Polymath, sort of strange and beautiful word. Sounds like the name of a geometrical figure, or like some esoteric science. Actually, the word is used to refer to a person. Not an ordinary person, for sure, but one who shows outstanding talents on several different fields. Leonardo da Vinci is the favorite example that encyclopedias like to use to describe a polymath. This word has been used, with justice, to refer to this extraordinary man who is the subject of my blog article today at this humble corner of the internet: Vladimir Shukhov.
This brilliant mind was able of creating original work in diverse areas such as structural analysis and systems, architecture, mathematics, ship engineering, industrial design, chemistry industry, pipe-lining, transportation, and photography.

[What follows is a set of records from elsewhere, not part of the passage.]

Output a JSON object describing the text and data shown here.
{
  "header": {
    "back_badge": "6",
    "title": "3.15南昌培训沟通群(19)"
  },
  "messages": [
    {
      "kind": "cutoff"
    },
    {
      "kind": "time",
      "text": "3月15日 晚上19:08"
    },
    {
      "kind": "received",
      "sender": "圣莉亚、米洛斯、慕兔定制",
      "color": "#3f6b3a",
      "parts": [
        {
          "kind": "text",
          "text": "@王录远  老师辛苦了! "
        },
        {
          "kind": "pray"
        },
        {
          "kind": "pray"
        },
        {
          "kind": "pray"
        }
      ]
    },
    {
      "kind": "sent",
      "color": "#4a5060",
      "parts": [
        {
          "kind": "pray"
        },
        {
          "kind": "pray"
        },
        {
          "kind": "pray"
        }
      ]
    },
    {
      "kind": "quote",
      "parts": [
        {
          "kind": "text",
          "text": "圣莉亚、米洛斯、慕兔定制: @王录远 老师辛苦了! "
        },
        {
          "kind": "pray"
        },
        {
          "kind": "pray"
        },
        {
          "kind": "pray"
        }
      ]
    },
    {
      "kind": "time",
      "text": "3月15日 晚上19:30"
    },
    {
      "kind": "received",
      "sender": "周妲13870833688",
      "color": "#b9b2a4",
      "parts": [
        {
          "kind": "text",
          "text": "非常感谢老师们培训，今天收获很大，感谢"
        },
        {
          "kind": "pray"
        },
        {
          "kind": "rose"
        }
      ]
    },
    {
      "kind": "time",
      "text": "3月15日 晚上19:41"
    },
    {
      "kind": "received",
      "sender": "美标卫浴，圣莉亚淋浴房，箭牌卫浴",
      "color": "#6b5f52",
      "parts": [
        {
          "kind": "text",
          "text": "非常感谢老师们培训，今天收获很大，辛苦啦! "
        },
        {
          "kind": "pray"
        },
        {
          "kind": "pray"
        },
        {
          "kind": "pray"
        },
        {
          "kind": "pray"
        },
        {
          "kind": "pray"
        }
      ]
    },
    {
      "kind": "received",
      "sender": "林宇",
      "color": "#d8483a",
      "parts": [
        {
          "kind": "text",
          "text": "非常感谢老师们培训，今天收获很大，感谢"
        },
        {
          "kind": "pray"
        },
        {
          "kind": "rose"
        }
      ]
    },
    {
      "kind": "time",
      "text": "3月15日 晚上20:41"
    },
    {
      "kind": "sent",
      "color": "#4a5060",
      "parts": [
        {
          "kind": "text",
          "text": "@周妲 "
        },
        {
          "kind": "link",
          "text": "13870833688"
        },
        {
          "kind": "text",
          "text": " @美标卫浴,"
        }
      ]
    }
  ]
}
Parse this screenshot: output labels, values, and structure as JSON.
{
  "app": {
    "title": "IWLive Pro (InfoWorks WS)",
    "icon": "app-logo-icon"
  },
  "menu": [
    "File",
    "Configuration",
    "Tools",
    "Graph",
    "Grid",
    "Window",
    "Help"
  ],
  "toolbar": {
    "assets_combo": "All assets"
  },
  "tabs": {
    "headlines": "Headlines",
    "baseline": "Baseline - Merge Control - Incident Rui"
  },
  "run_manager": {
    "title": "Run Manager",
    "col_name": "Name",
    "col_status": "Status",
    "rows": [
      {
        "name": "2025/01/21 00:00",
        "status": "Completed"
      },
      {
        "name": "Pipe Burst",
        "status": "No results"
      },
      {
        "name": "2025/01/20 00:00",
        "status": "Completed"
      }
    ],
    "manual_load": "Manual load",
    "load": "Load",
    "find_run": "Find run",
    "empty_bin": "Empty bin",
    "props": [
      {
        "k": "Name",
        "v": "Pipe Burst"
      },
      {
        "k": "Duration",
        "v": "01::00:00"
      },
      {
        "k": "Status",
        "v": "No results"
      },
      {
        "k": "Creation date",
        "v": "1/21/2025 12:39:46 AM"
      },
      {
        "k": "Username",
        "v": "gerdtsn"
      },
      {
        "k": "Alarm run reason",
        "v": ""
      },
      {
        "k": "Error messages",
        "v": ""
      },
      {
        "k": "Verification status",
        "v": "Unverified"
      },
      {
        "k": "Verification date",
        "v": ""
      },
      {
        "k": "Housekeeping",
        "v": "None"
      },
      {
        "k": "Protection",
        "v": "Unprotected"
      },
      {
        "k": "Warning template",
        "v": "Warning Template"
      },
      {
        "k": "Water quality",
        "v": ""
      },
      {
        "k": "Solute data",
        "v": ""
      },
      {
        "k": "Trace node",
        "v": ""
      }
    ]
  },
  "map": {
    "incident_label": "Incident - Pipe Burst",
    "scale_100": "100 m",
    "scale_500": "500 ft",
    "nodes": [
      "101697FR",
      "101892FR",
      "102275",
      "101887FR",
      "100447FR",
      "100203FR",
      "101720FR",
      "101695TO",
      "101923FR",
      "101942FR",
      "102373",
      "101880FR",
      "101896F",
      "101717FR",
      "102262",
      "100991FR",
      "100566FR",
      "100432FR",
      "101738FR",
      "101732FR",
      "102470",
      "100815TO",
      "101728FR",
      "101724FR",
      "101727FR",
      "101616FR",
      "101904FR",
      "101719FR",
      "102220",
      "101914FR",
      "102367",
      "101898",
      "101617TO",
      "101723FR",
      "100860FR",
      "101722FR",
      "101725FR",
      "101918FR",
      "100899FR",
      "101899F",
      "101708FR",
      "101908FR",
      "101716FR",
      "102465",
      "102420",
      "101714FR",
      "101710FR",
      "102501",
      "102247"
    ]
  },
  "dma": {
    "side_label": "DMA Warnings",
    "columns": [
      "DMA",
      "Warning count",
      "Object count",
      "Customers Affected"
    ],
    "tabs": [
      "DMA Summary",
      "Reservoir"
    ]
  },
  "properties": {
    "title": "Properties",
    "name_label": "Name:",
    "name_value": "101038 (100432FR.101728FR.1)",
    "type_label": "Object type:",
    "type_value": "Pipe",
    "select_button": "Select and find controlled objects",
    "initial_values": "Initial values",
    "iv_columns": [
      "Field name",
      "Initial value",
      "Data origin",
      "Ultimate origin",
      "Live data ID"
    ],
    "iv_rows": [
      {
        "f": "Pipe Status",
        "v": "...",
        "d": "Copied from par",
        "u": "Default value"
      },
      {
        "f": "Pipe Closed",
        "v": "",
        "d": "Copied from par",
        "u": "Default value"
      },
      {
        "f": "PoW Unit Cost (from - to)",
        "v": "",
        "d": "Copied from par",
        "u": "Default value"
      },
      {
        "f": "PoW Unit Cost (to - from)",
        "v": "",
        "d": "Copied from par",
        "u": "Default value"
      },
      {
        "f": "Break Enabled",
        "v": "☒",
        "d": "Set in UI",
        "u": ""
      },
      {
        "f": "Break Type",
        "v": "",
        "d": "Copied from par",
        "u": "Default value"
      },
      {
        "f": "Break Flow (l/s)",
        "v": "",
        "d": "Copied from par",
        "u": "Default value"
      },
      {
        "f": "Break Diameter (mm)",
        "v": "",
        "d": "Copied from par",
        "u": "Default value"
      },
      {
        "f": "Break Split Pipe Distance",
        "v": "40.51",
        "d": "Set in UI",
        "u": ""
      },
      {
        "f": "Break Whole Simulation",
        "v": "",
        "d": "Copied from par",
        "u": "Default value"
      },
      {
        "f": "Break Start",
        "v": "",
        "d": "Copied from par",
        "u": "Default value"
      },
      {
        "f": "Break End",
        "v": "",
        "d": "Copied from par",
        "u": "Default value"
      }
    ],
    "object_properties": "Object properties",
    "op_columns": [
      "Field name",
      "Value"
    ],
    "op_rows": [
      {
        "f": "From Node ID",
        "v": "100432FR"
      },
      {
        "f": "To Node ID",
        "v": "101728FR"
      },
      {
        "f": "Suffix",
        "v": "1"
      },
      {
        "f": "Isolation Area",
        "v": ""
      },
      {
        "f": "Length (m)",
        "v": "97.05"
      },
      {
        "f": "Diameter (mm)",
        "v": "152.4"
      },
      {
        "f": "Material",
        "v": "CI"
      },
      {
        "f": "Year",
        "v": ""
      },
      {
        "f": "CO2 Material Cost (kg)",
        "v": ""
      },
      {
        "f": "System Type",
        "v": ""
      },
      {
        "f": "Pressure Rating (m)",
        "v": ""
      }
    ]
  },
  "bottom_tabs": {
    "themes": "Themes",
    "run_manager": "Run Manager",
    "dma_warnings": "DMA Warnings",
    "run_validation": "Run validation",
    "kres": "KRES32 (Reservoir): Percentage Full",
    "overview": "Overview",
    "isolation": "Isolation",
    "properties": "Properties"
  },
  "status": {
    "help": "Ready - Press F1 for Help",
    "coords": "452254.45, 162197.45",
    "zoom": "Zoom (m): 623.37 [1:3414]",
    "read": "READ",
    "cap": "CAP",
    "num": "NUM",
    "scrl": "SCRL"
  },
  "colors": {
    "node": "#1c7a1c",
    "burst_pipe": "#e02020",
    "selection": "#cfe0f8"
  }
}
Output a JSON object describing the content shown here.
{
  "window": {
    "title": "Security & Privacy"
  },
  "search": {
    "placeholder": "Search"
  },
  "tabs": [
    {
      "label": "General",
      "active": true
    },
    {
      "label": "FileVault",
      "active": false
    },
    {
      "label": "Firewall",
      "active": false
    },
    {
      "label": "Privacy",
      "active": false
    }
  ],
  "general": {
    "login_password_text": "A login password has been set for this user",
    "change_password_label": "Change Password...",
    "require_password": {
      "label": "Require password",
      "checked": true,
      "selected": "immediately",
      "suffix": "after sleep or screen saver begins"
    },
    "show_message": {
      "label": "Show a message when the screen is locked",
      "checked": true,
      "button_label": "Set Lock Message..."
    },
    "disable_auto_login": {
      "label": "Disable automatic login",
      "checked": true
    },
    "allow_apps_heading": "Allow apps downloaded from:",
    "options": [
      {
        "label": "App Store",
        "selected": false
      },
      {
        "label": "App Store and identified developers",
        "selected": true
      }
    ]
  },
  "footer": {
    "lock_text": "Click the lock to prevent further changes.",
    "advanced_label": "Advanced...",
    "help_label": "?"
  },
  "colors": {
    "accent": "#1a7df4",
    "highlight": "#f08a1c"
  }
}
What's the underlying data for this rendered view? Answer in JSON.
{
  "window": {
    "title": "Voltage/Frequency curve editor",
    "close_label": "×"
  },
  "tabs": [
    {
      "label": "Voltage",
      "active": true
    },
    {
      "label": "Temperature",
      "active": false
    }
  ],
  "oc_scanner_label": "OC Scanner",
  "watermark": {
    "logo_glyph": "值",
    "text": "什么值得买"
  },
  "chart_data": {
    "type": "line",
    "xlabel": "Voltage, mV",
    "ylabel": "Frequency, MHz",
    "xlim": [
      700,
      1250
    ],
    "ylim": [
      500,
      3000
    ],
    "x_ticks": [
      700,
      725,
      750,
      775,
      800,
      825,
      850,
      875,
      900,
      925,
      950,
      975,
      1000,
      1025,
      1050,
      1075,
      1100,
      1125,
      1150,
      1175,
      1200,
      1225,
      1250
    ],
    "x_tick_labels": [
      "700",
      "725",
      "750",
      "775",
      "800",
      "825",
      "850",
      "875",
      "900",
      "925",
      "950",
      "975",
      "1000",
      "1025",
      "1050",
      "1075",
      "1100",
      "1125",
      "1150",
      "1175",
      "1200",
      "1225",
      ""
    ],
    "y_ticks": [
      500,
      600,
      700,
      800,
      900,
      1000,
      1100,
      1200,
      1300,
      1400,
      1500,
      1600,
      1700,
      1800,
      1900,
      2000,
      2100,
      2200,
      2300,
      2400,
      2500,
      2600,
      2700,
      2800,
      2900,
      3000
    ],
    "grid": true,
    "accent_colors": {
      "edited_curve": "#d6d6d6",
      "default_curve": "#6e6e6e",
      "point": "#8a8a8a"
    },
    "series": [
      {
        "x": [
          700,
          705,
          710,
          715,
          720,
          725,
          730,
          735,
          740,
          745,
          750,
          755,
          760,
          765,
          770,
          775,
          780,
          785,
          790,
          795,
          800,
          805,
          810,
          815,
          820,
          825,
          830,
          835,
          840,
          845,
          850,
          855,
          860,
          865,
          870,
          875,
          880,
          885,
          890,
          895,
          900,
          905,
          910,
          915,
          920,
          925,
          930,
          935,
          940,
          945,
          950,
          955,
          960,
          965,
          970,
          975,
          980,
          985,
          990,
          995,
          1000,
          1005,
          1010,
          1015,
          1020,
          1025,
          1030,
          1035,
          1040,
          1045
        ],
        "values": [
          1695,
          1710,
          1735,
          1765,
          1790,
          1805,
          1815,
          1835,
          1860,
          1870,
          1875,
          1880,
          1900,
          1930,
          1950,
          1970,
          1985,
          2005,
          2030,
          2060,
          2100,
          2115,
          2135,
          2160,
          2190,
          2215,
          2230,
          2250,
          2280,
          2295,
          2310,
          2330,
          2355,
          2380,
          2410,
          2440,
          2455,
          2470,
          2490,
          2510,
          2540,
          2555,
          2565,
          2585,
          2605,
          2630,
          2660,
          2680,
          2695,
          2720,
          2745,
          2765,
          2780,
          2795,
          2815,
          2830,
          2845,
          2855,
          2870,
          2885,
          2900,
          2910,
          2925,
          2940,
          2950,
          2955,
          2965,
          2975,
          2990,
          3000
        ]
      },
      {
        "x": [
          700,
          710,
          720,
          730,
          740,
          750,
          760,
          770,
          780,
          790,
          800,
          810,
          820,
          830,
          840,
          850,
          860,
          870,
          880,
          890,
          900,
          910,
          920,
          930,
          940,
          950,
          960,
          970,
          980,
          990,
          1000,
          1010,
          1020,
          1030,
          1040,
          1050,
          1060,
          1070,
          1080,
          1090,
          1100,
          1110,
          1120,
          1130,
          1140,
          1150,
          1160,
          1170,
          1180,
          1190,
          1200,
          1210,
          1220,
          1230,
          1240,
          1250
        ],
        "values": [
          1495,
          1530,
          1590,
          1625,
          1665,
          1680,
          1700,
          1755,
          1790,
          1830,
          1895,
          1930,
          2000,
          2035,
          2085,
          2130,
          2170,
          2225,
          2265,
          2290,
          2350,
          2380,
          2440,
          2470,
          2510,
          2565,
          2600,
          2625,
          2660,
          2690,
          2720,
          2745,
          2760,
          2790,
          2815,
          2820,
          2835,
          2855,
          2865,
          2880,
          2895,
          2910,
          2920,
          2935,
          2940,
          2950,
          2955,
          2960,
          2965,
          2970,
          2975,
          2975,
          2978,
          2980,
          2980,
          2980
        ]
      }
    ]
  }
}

In the structural field, in particular, he is considered the pioneer of the hyperboloid structures for towers, silos, and roofs, and also the diagrid structures for covering large areas and holding tall buildings.
You might have seen these shining examples of the architecture of Norman Foster, as shown in the following image: from left to right: the Great Court of The British Museum, 1999; then “The Gherkin” building in London, 2003, and The Hearst Tower, in New York, 2006. These projects have something in common: their structures have deep roots on the work of a man from the previous centuries: Vladimir Shukhov, a heritage that Norman Foster has recognized and has campaigned for, trying to make the public understand that the work of Shukhov must be restored and preserved. (See notes 2 and 3 below).
More info: Planta1.com